Your assignment
Narrow the data below down to the lines containing "events".
********************
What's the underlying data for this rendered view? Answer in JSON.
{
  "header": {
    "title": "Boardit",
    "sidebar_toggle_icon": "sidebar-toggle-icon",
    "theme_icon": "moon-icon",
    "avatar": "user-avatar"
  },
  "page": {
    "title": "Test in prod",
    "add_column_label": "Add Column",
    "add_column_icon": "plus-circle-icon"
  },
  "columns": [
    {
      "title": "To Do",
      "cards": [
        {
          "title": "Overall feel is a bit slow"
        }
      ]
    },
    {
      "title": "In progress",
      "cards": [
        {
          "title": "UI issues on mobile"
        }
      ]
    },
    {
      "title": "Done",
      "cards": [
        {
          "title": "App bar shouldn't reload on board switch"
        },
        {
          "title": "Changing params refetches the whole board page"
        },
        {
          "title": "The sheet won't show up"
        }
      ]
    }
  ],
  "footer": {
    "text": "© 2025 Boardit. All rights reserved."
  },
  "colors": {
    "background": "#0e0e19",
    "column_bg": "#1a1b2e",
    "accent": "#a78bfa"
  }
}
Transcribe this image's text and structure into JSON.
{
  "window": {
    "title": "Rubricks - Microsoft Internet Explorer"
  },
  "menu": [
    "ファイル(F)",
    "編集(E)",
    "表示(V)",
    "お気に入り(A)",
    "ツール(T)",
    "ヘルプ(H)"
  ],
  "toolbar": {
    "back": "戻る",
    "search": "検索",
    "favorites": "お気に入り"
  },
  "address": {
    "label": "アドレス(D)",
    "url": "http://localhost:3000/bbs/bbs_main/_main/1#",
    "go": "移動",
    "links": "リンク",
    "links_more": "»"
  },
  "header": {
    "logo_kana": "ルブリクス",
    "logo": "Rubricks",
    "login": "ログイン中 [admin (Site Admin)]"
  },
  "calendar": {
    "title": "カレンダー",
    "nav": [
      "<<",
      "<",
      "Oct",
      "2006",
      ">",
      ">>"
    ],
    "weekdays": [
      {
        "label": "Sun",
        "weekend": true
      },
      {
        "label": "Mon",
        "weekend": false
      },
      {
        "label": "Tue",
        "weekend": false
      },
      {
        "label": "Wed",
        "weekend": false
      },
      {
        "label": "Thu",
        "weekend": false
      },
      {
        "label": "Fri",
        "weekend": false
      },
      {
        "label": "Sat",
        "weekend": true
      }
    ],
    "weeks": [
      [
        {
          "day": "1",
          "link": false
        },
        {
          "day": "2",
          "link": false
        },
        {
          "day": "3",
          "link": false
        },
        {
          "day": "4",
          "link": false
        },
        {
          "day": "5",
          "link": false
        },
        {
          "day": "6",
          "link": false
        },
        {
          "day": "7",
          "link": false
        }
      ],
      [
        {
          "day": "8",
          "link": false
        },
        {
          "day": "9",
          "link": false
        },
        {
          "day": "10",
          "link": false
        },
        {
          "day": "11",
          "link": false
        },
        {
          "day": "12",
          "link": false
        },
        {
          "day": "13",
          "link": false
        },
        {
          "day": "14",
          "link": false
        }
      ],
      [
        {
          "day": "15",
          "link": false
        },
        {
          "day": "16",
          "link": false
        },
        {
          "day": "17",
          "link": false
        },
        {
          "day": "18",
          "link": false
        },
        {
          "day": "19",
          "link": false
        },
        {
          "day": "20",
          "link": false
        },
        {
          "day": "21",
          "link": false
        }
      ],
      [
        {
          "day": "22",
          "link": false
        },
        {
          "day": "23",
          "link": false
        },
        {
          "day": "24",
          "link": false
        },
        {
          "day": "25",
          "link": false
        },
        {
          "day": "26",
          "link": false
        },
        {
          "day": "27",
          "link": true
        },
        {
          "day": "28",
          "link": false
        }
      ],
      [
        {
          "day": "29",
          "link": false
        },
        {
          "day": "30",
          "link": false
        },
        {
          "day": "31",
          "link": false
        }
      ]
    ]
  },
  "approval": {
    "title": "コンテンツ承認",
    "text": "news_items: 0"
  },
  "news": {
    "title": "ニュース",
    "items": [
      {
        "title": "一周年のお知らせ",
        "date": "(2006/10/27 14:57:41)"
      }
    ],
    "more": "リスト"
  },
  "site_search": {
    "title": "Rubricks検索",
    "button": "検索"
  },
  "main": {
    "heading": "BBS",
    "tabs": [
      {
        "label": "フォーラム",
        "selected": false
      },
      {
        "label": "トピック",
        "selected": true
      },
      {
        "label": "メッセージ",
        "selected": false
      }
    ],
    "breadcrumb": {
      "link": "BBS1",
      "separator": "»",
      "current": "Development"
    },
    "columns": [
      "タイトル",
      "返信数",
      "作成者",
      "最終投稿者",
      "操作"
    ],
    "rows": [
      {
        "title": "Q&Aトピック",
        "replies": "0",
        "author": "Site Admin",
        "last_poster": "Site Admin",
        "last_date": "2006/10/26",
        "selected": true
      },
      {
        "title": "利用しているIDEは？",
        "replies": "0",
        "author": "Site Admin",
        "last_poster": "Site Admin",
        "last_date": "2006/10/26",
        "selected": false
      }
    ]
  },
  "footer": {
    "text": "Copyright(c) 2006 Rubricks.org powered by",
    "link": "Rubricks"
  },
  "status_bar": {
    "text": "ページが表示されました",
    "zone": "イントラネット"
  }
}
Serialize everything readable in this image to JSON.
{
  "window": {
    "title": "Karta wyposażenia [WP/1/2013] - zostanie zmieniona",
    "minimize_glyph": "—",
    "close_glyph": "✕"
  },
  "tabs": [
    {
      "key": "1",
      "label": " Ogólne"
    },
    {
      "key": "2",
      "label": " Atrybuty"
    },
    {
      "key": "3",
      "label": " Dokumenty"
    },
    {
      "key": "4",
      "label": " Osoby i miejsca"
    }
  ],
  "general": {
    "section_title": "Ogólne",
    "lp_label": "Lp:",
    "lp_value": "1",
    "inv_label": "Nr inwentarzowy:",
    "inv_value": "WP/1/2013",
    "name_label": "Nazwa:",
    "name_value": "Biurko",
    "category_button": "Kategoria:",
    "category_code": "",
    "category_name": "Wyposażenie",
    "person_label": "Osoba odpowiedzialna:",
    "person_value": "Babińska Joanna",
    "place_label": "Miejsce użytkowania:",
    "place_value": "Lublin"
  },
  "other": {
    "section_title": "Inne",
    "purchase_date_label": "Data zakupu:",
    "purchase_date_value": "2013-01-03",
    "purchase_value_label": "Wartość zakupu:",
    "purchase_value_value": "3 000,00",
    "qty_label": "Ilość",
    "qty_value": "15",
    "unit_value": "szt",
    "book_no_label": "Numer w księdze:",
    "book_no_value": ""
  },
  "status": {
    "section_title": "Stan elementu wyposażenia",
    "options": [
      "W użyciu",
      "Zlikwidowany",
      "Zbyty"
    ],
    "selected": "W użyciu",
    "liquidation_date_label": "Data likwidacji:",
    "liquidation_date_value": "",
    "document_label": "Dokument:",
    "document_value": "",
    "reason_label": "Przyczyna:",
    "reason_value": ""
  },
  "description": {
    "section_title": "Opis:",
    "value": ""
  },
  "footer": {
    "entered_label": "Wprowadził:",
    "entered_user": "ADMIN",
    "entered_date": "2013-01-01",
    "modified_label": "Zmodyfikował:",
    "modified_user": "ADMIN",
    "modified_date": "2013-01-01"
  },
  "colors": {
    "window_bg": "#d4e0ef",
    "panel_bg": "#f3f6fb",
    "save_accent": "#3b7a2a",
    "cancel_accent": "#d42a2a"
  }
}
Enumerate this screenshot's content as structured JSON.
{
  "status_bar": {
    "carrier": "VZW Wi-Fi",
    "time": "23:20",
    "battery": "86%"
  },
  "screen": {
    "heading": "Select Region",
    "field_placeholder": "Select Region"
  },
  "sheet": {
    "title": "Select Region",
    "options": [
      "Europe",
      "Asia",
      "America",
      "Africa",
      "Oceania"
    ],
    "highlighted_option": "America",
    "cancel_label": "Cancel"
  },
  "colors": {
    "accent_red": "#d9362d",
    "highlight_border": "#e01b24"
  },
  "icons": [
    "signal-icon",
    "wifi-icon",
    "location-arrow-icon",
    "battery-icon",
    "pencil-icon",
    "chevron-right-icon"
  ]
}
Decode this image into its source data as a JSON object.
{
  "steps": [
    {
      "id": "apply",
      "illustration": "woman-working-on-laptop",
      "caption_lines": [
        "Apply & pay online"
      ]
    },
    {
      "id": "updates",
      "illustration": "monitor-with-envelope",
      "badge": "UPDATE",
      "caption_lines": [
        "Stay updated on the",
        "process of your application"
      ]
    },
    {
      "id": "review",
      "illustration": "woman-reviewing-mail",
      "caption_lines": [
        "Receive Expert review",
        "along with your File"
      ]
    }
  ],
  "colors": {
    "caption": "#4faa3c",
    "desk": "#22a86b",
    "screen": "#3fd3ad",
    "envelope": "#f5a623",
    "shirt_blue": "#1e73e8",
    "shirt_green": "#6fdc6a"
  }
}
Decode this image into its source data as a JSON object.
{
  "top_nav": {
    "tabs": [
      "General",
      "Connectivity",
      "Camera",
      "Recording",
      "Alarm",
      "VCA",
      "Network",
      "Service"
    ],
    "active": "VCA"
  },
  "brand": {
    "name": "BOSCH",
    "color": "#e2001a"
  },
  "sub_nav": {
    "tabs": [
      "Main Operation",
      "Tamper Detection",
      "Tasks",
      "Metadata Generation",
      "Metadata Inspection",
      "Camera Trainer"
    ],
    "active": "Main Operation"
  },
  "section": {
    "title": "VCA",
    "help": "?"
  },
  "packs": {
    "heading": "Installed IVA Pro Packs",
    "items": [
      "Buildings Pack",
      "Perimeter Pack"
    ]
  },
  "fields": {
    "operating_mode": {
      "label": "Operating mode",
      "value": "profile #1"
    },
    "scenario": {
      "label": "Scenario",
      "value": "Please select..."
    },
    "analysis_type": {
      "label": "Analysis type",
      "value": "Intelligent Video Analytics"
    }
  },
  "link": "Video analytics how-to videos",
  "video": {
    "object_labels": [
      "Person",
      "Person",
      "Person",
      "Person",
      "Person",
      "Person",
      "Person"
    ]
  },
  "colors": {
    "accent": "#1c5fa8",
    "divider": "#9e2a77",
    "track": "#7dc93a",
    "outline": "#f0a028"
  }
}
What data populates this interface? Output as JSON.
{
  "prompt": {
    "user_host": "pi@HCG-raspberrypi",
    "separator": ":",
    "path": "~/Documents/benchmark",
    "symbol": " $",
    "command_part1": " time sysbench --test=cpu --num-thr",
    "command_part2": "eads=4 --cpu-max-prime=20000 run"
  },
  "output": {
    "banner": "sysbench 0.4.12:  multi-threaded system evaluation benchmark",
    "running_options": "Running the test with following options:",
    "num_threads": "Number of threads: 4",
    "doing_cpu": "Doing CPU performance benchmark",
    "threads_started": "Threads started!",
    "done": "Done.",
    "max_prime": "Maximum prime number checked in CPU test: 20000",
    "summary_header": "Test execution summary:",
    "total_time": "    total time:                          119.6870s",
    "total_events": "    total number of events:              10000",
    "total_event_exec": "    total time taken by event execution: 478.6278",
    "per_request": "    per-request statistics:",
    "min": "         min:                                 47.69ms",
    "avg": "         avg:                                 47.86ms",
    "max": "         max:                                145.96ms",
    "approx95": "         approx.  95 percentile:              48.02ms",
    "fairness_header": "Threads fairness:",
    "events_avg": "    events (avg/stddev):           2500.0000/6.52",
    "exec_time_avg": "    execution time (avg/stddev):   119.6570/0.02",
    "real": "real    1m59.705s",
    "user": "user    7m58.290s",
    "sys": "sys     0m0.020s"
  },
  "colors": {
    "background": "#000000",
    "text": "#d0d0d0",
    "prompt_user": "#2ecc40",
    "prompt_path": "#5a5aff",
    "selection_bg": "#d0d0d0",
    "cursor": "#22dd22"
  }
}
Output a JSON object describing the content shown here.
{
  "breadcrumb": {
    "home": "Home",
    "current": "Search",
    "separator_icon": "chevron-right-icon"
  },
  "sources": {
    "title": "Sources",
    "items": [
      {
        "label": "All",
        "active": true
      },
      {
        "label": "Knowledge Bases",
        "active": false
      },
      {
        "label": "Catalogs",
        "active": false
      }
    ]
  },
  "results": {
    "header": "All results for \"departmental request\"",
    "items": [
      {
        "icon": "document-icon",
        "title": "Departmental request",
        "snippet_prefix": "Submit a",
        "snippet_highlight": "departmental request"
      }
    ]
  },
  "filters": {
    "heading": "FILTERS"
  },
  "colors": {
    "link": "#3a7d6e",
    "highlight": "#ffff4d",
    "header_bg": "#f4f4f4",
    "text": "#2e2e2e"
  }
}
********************
Result of the task
    "total_events": "    total number of events:              10000",
    "events_avg": "    events (avg/stddev):           2500.0000/6.52",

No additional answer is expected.